Use a slotted spoon to transfer the bacon to a paper-towel-lined plate to drain excess grease. Leave 3 tablespoons of bacon fat in the skillet and transfer the remaining bacon fat to a bowl; you may want to add a little more fat to the pan later.
Cook the aromatics and kimchi in bacon fat:
Add the onions and scallion whites to the bacon fat in the skillet over medium-high heat. Cook, stirring occasionally, until the onions are slightly colored, about 3 minutes.
Add the kimchi and cook, stirring occasionally, until the kimchi is slightly caramelized, 3 to 4 minutes. Add the reserved kimchi juice, salt, garlic, and gochujang and stir-fry until the sauce darkens slightly, about 2 minutes.
Finish the fried rice:
Add 2 tablespoons of reserved bacon fat or oil, if needed. Add the rice in batches, tossing to combine and evenly coat the rice with the aromatics, kimchi, and sauce. Let the rice cook undisturbed until the bottom layer of rice gets a little toasty, 1 to 2 minutes. Taste and adjust for salt.
Add the cooked bacon into the rice and stir to combine. Let the rice sit undisturbed again, another 1 to 2 minutes, then stir again.
Drizzle rice with sesame oil:
Divide the rice between 4 bowls and drizzle each with some sesame oil.
If using eggs, wipe out the skillet and return it to the stove over medium-high heat. Add 1 tablespoon of oil. Crack and add the eggs individually and cook sunny-side up until the whites are set and the yolk is at your desired doneness, 3 to 5 minutes. Top the fried rice with the eggs.

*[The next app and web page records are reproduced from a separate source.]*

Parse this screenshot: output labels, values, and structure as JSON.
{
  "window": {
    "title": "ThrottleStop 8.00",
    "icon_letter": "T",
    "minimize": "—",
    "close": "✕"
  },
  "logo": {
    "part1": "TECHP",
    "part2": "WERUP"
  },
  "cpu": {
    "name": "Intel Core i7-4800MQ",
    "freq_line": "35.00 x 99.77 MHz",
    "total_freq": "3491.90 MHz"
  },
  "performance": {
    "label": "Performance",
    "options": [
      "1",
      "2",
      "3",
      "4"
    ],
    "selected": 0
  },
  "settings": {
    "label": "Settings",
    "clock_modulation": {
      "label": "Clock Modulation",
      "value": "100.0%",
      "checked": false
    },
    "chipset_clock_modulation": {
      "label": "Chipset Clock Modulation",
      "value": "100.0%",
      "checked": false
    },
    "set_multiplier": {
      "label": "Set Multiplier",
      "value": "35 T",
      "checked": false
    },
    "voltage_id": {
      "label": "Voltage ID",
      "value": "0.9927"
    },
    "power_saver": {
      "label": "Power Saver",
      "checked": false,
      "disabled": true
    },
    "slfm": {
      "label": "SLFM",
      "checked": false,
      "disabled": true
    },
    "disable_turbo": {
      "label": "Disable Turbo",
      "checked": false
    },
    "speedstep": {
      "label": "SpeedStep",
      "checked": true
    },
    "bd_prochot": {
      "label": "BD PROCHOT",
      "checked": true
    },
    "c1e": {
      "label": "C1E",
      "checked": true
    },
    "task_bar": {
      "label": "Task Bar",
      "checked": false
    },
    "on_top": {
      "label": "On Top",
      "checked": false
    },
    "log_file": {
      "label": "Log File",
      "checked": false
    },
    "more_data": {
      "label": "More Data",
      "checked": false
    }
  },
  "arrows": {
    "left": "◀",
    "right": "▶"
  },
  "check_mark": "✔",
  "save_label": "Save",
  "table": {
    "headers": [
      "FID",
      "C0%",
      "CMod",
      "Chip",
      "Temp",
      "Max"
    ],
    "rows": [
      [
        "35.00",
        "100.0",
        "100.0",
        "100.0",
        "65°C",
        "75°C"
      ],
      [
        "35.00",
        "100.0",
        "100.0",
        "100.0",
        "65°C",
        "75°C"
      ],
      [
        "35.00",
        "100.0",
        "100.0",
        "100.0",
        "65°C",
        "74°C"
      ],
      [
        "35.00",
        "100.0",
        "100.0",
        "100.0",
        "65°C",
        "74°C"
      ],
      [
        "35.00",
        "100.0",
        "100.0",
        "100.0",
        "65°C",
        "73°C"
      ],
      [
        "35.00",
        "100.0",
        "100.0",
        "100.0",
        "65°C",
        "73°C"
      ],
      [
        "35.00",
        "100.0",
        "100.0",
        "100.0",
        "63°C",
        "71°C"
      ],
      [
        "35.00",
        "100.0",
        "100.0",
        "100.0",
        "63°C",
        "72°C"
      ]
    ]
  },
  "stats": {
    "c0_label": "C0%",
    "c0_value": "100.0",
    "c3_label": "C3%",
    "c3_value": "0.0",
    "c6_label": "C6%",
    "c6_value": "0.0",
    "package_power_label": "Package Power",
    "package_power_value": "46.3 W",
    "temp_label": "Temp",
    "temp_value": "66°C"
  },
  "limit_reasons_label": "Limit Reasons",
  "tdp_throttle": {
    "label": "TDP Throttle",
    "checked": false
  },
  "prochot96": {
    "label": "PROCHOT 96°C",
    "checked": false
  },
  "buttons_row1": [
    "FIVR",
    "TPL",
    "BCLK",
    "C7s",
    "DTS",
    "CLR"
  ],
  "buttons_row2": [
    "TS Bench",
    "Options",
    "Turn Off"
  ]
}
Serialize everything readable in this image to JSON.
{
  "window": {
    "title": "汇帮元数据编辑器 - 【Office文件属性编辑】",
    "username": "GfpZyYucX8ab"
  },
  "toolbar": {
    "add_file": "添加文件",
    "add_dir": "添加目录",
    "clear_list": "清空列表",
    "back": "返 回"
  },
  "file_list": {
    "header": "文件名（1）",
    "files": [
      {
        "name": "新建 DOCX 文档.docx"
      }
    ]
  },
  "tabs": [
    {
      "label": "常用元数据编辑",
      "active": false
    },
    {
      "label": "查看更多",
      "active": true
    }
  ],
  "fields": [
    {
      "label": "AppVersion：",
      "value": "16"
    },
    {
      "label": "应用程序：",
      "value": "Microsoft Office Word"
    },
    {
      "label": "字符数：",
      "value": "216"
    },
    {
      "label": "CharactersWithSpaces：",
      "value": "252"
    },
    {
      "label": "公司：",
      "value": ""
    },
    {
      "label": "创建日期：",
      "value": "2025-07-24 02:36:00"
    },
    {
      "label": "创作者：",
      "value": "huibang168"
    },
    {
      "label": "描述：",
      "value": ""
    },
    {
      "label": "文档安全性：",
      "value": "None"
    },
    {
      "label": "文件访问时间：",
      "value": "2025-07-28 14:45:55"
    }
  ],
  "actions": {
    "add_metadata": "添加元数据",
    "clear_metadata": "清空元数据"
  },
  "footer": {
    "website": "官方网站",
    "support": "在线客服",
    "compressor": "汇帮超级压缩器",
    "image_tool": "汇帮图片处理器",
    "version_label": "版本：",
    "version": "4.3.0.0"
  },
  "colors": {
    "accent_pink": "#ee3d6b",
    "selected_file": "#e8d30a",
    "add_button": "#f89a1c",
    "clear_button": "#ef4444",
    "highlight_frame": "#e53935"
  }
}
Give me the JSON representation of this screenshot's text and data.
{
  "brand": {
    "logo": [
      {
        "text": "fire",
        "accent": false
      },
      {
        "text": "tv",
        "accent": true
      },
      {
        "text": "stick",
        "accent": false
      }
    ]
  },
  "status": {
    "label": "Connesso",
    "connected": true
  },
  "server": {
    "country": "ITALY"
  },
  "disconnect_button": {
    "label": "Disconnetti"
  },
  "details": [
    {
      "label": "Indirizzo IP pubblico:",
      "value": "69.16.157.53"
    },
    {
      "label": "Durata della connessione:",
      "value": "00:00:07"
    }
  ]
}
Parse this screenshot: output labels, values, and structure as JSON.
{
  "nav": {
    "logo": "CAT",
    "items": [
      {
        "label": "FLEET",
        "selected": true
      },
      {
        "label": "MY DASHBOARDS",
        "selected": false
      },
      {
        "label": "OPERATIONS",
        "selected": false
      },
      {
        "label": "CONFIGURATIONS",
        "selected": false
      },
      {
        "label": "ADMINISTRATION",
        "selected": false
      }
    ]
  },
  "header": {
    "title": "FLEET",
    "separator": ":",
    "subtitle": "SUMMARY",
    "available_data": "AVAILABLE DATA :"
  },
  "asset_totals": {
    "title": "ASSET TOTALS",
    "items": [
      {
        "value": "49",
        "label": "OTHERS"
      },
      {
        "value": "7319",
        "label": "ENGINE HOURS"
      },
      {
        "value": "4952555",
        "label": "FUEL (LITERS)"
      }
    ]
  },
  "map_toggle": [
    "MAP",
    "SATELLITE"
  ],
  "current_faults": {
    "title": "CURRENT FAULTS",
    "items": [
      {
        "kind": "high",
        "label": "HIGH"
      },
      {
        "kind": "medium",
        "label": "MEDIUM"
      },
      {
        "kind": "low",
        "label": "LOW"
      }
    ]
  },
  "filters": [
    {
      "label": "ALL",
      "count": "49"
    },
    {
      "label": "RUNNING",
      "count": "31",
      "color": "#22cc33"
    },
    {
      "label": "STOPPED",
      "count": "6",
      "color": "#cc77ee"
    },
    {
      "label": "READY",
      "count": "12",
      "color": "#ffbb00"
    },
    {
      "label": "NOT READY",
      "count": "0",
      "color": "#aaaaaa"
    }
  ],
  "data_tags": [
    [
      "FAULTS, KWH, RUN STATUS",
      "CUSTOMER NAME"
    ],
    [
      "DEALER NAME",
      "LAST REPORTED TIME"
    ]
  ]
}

Garnish rice and serve:
Garnish rice with the scallion greens, sesame seeds, and seaweed. Serve immediately.